There’s a huge development opportunity in making women and men more equal. Reducing gender gaps around wages and workplace representation could generate trillions in additional economic output, a recent McKinsey report showed. Never mind that women obviously deserve fairer access to the economy, health care, and education.
It’s depressing, then, that the gaps aren’t narrowing more quickly. Yes, they are narrowing–by 4% over the last 10 years, according to a new report. But it’s at a pace of change that’s painfully slow in many countries.
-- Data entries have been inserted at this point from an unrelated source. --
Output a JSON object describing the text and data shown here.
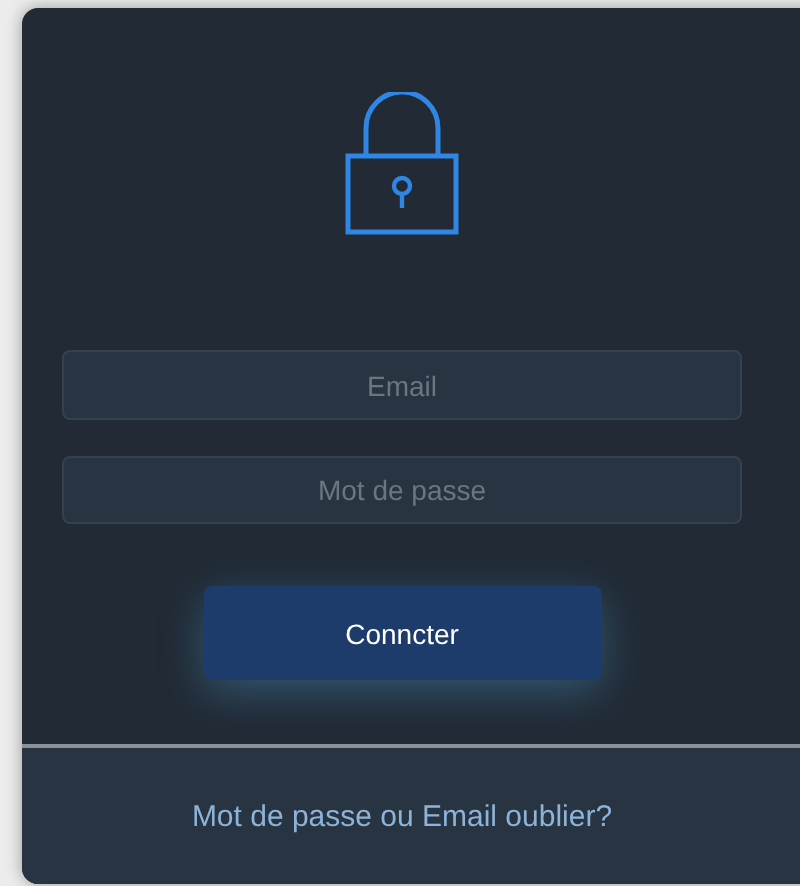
{
  "login": {
    "email": {
      "placeholder": "Email"
    },
    "password": {
      "placeholder": "Mot de passe"
    },
    "submit": "Conncter",
    "forgot_link": "Mot de passe ou Email oublier?"
  }
}
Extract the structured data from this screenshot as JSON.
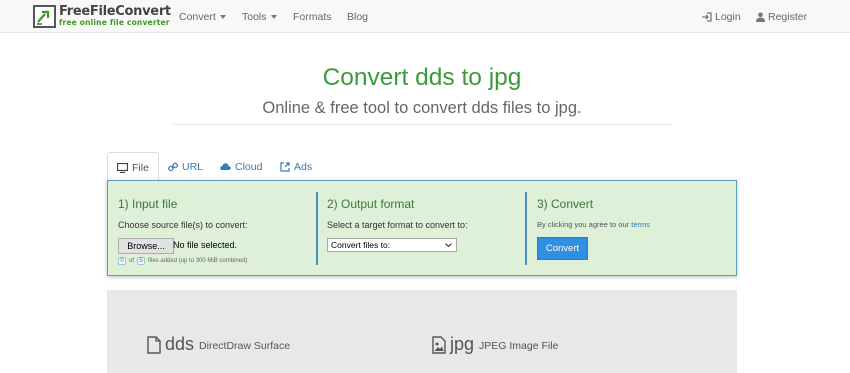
{
  "brand": {
    "title": "FreeFileConvert",
    "tagline": "free online file converter"
  },
  "nav": {
    "items": [
      {
        "label": "Convert",
        "dropdown": true
      },
      {
        "label": "Tools",
        "dropdown": true
      },
      {
        "label": "Formats",
        "dropdown": false
      },
      {
        "label": "Blog",
        "dropdown": false
      }
    ],
    "login": "Login",
    "register": "Register"
  },
  "hero": {
    "title": "Convert dds to jpg",
    "subtitle": "Online & free tool to convert dds files to jpg."
  },
  "tabs": [
    {
      "label": "File",
      "icon": "monitor-icon",
      "active": true
    },
    {
      "label": "URL",
      "icon": "link-icon",
      "active": false
    },
    {
      "label": "Cloud",
      "icon": "cloud-icon",
      "active": false
    },
    {
      "label": "Ads",
      "icon": "external-link-icon",
      "active": false
    }
  ],
  "converter": {
    "input": {
      "heading": "1) Input file",
      "prompt": "Choose source file(s) to convert:",
      "browse_label": "Browse...",
      "file_status": "No file selected.",
      "count_current": "0",
      "count_of": "of",
      "count_max": "5",
      "count_suffix": "files added (up to 300 MiB combined)"
    },
    "output": {
      "heading": "2) Output format",
      "prompt": "Select a target format to convert to:",
      "select_value": "Convert files to:"
    },
    "convert": {
      "heading": "3) Convert",
      "terms_prefix": "By clicking you agree to our",
      "terms_link": "terms",
      "button_label": "Convert"
    }
  },
  "formats": {
    "source": {
      "ext": "dds",
      "name": "DirectDraw Surface",
      "icon": "file-icon"
    },
    "target": {
      "ext": "jpg",
      "name": "JPEG Image File",
      "icon": "image-file-icon"
    }
  },
  "colors": {
    "brand_green": "#3c9a3c",
    "link_blue": "#337ab7",
    "panel_bg": "#dff0d8",
    "panel_border": "#4a90b8",
    "button_blue": "#2f8fe2"
  }
}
Fully closing the economic gap between women and women will take another 118 years, going at the current rate, the study says.
The World Economic Forum scores and ranks countries on economic, political, education, and health criteria, penalizing and rewarding countries for their gap sizes (not their overall level of development). As usual, the Nordic countries do best, with Iceland, Norway, Finland, and Sweden in the top four places. Ireland is 5th, Rwanda and the Philippines are next, and the U.S. ranks 28th. Yemen, Pakistan, and Syria fall to the very bottom.
The top countries get near-perfect marks for health outcomes (measured, for example, by life expectancy) and education attainment. The U.S. ranks well on economic equality–e.g. on wages–but falls down for health (we’ve fallen from 1st place in 2006 to 64th place this year) and political empowerment (72nd place).
Ten countries—Austria, the Bahamas, Brazil, France, Finland, Guyana, Latvia, Lesotho, Nicaragua, and Namibia—have fully closed the gap on both the health and education. No countries get a 100% score for economic participation and political empowerment. But 14, including four from Sub-Saharan Africa (e.g. Burundi) and five from Europe and Central Asia (e.g. Moldova), have closed more than 80% of the economic gap, which is impressive.
It may not be feasible for a Sub-Saharan or Middle Eastern country to engineer gender equality overnight. The gaps are, to some extent, a product of development level, or the lack of certain policies that could be expensive. If countries don’t provide childcare services and family leave, for instance, it’s difficult to expect mothers to work. Other barriers are more cultural and legal–for example, in the way tax systems treat men and women differently. The report offers a section on policies and business practices to close gender gaps.
The report groups countries by region, giving governments local reference points. Saudi Arabia (134th place) may not become Sweden in a hurry, but it surely can look to attain the standards of, say, Kuwait and the United Arab Emirates, which are further up the scale. In its report, McKinsey said closing gender gaps just to the best-performing country in each region could generate $12 trillion in economic activity. That’s a big deal, never mind the moral reasons for ending gender inequality.
See the full report here.